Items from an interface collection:
= = = = = = =

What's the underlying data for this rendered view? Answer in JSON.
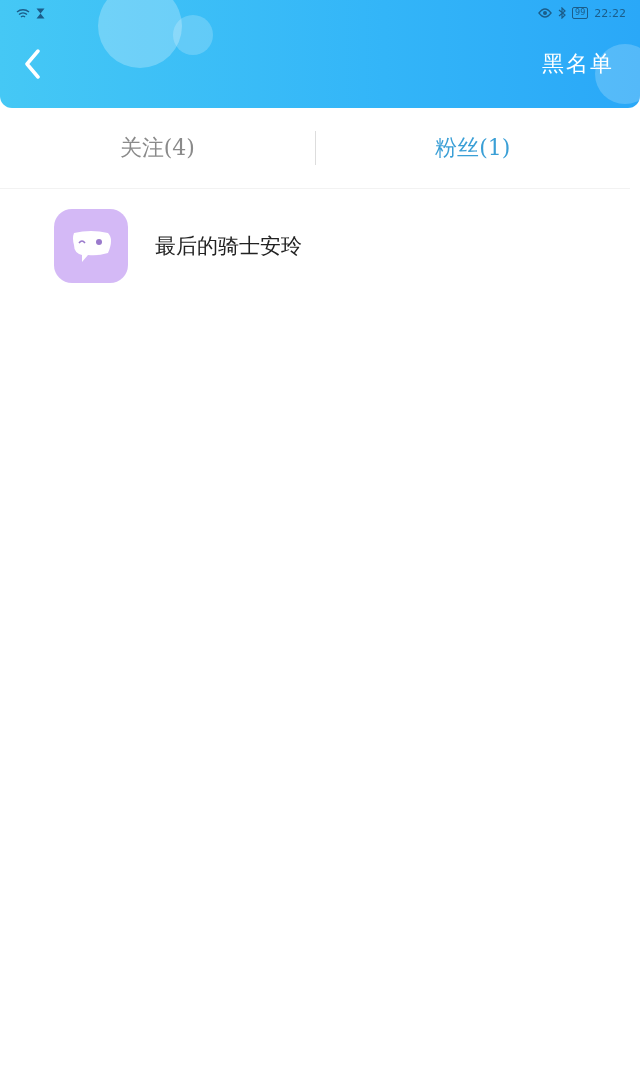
{
  "status_bar": {
    "battery": "99",
    "time": "22:22"
  },
  "header": {
    "title": "黑名单"
  },
  "tabs": [
    {
      "label": "关注(4)",
      "selected": false
    },
    {
      "label": "粉丝(1)",
      "selected": true
    }
  ],
  "users": [
    {
      "name": "最后的骑士安玲"
    }
  ]
}
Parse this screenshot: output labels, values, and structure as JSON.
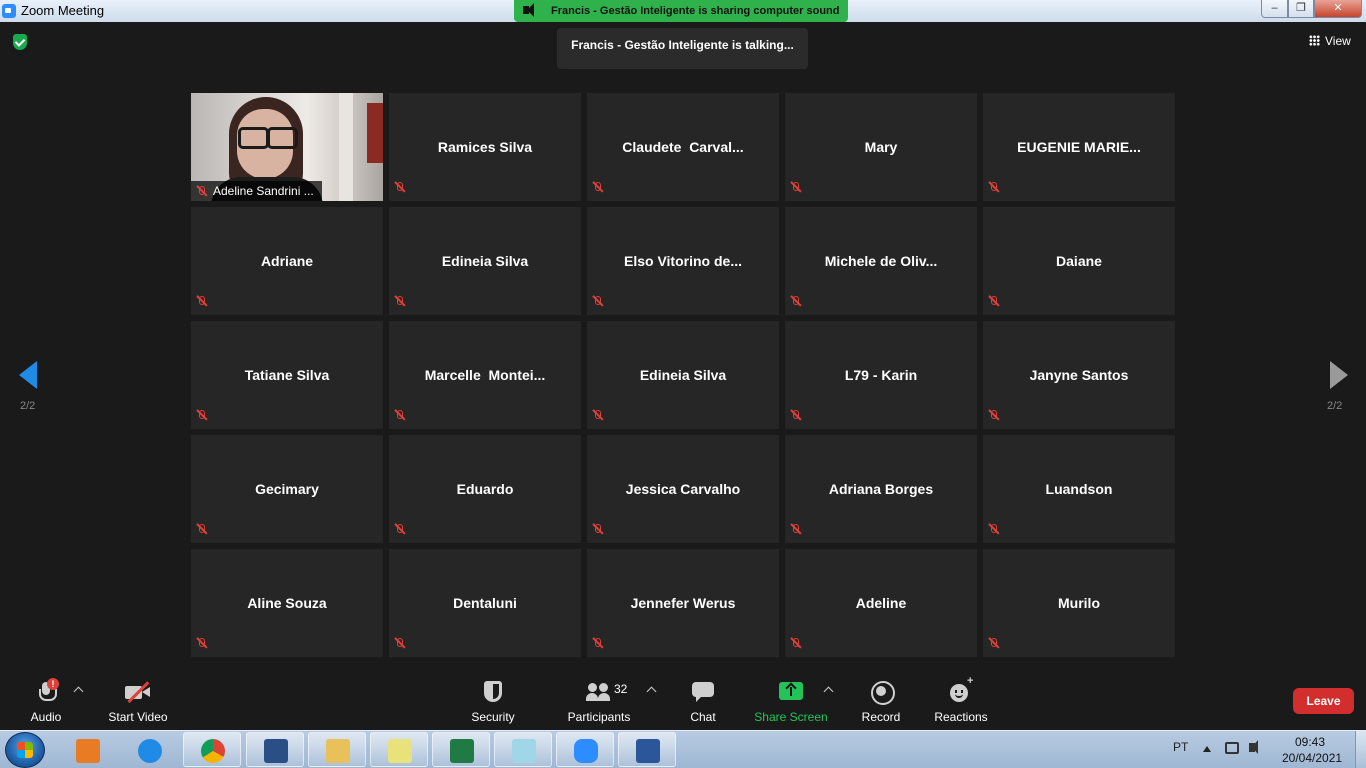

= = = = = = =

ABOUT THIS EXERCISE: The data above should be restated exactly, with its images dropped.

YOUR SOLUTION:
What's the underlying data for this rendered view? Answer in JSON.
{
  "status_bar": {
    "battery": "99",
    "time": "22:22"
  },
  "header": {
    "title": "黑名单"
  },
  "tabs": [
    {
      "label": "关注(4)",
      "selected": false
    },
    {
      "label": "粉丝(1)",
      "selected": true
    }
  ],
  "users": [
    {
      "name": "最后的骑士安玲"
    }
  ]
}
Parse this screenshot: output labels, values, and structure as JSON.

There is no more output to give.